When the Cubs hosted the Nats back on Opening Day, Washington was coming off an 80-81 2011 campaign with a seemingly decent shot at contending for the playoffs this season. Five months later, the Nats are virtually assured of a postseason spot after seeing their wealth of young talent find sustained Major League success at the same time.
So with the Cubs toiling 31 games behind the Reds in the National League Central entering Thursday, manager Dale Sveum recognizes a potential roadmap for his club.
"It just goes to show where you've got to be, when it's all said and done," Sveum said of the Nats' success. "Every position, the pitching, everything -- it just goes to show a lot of young guys that, wow, this is what a contending, World Series-type team looks like.
"They've got to understand there's a lot of people on this field for the Nationals that lost 100 games a couple years in a row. There is light at the end of the tunnel, but all these guys have improved quite a bit over their Major League careers."
Sveum's comments came at an interesting time, one afternoon after he said Wednesday night's 9-1 loss to the Nats was "just men playing against boys." Indeed, the Cubs have used 20 rookies -- including 11 pitchers -- this season, a feat that hasn't occurred since 1974.
Even more interesting -- and, perhaps contradictory -- is the timing of the comment after it was 19-year-old Bryce Harper who did the most damage for the Nats on Wednesday. Harper knocked two solo homers to finish 2-for-3 with two walks.
"Yeah, I thought about that after I said that," Sveum said. "It's a 19-year-old kid. One thing about him, even in the history of the game, there's been only a couple of those kind that have ever come along. Alex Rodriguez was almost 20 years ago now, and obviously [Harper's] another one of those people to come around."
Regarding Harper's home runs, the first of which struck the back wall of the Cubs' bullpen in left-center field, Sveum was even more superlative.

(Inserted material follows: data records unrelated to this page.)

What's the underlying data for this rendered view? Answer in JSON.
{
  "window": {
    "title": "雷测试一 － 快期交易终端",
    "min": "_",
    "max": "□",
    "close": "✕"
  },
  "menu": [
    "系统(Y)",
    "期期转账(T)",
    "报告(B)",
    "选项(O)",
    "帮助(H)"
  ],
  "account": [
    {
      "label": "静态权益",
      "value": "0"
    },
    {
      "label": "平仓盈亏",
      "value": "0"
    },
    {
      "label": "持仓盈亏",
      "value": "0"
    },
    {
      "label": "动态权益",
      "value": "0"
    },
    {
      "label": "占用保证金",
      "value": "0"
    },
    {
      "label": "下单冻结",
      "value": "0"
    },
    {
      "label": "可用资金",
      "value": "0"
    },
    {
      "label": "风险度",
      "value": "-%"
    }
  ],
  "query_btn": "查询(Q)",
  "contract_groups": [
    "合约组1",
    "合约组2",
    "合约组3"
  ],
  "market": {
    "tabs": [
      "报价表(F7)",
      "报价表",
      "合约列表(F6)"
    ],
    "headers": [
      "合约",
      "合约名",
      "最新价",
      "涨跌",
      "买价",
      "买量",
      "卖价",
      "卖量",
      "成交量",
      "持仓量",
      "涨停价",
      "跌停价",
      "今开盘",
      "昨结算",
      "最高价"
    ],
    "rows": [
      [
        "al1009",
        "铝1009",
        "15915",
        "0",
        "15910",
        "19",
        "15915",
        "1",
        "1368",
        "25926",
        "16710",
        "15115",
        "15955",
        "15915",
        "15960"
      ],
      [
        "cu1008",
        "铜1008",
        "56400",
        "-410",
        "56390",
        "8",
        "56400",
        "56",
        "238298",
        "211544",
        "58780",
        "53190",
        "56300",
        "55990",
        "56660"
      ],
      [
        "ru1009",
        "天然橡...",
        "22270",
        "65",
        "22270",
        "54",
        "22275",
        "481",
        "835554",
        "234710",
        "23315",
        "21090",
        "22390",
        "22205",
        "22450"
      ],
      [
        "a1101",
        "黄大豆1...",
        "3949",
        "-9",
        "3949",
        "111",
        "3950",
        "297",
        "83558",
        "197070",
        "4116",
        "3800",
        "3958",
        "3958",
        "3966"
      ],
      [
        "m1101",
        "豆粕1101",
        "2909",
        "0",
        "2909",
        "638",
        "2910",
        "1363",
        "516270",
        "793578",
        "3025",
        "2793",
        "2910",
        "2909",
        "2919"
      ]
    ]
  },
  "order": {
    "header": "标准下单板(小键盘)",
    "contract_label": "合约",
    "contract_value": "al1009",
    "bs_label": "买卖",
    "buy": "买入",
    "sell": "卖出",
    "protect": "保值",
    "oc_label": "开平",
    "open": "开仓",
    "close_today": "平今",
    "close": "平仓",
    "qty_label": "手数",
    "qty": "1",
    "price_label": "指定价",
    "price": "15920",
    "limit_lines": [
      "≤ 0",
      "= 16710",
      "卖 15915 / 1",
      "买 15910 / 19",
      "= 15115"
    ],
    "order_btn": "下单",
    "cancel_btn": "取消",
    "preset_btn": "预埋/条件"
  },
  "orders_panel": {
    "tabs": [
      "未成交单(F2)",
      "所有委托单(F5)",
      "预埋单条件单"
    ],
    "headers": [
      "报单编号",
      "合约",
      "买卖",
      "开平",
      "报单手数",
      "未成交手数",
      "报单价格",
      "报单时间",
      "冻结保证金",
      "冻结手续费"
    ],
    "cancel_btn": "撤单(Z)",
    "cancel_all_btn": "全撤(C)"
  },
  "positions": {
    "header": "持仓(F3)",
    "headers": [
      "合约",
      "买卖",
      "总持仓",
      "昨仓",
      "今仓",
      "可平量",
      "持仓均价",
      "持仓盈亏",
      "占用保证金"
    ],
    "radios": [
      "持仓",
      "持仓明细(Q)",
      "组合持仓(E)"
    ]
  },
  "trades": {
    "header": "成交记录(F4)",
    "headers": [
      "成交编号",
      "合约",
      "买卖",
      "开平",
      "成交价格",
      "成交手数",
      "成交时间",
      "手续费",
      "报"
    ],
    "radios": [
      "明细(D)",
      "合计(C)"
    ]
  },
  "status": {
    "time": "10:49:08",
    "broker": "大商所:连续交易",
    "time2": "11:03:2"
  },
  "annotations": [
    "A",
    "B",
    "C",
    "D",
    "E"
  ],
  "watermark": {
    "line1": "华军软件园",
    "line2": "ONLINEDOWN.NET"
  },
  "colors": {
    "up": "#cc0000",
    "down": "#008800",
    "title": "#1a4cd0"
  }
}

"That's about as good as I've seen bat speed in the big leagues, period, let alone from a 19-year-old kid," he said.